Aim of the exercise:
Copy every line of the material precisely.

Start of Records provided

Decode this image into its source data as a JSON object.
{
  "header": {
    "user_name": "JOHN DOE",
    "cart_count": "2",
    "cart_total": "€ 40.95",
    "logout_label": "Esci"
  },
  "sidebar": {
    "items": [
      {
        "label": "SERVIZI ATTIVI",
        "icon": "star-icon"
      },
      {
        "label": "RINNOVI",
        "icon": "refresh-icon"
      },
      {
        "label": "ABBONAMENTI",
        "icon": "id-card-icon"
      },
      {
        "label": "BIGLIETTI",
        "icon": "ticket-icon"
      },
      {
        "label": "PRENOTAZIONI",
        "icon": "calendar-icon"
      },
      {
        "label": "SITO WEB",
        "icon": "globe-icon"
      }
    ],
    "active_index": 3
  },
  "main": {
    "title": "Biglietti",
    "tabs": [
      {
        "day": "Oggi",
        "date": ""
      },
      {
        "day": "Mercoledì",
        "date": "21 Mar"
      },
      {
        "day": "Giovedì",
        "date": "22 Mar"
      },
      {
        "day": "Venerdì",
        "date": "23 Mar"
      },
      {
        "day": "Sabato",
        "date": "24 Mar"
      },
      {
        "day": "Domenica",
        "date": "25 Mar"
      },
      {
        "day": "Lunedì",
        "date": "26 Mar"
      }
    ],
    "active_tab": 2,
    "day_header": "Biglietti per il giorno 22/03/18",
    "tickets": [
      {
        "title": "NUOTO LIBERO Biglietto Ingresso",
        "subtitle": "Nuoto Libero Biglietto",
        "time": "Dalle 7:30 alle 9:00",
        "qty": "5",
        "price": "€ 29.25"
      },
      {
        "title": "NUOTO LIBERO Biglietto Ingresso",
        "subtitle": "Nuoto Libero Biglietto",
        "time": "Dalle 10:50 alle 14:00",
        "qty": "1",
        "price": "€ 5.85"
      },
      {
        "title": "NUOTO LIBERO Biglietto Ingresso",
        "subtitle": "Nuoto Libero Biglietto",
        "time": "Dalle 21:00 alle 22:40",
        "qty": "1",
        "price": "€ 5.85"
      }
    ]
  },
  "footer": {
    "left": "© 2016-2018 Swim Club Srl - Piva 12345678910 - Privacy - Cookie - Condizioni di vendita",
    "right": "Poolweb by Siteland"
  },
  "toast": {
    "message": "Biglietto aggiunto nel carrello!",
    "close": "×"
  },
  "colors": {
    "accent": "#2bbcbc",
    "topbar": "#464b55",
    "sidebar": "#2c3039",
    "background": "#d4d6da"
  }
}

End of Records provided

Task output:
Decode this image into its source data as a JSON object.
{
  "header": {
    "user_name": "JOHN DOE",
    "cart_count": "2",
    "cart_total": "€ 40.95",
    "logout_label": "Esci"
  },
  "sidebar": {
    "items": [
      {
        "label": "SERVIZI ATTIVI",
        "icon": "star-icon"
      },
      {
        "label": "RINNOVI",
        "icon": "refresh-icon"
      },
      {
        "label": "ABBONAMENTI",
        "icon": "id-card-icon"
      },
      {
        "label": "BIGLIETTI",
        "icon": "ticket-icon"
      },
      {
        "label": "PRENOTAZIONI",
        "icon": "calendar-icon"
      },
      {
        "label": "SITO WEB",
        "icon": "globe-icon"
      }
    ],
    "active_index": 3
  },
  "main": {
    "title": "Biglietti",
    "tabs": [
      {
        "day": "Oggi",
        "date": ""
      },
      {
        "day": "Mercoledì",
        "date": "21 Mar"
      },
      {
        "day": "Giovedì",
        "date": "22 Mar"
      },
      {
        "day": "Venerdì",
        "date": "23 Mar"
      },
      {
        "day": "Sabato",
        "date": "24 Mar"
      },
      {
        "day": "Domenica",
        "date": "25 Mar"
      },
      {
        "day": "Lunedì",
        "date": "26 Mar"
      }
    ],
    "active_tab": 2,
    "day_header": "Biglietti per il giorno 22/03/18",
    "tickets": [
      {
        "title": "NUOTO LIBERO Biglietto Ingresso",
        "subtitle": "Nuoto Libero Biglietto",
        "time": "Dalle 7:30 alle 9:00",
        "qty": "5",
        "price": "€ 29.25"
      },
      {
        "title": "NUOTO LIBERO Biglietto Ingresso",
        "subtitle": "Nuoto Libero Biglietto",
        "time": "Dalle 10:50 alle 14:00",
        "qty": "1",
        "price": "€ 5.85"
      },
      {
        "title": "NUOTO LIBERO Biglietto Ingresso",
        "subtitle": "Nuoto Libero Biglietto",
        "time": "Dalle 21:00 alle 22:40",
        "qty": "1",
        "price": "€ 5.85"
      }
    ]
  },
  "footer": {
    "left": "© 2016-2018 Swim Club Srl - Piva 12345678910 - Privacy - Cookie - Condizioni di vendita",
    "right": "Poolweb by Siteland"
  },
  "toast": {
    "message": "Biglietto aggiunto nel carrello!",
    "close": "×"
  },
  "colors": {
    "accent": "#2bbcbc",
    "topbar": "#464b55",
    "sidebar": "#2c3039",
    "background": "#d4d6da"
  }
}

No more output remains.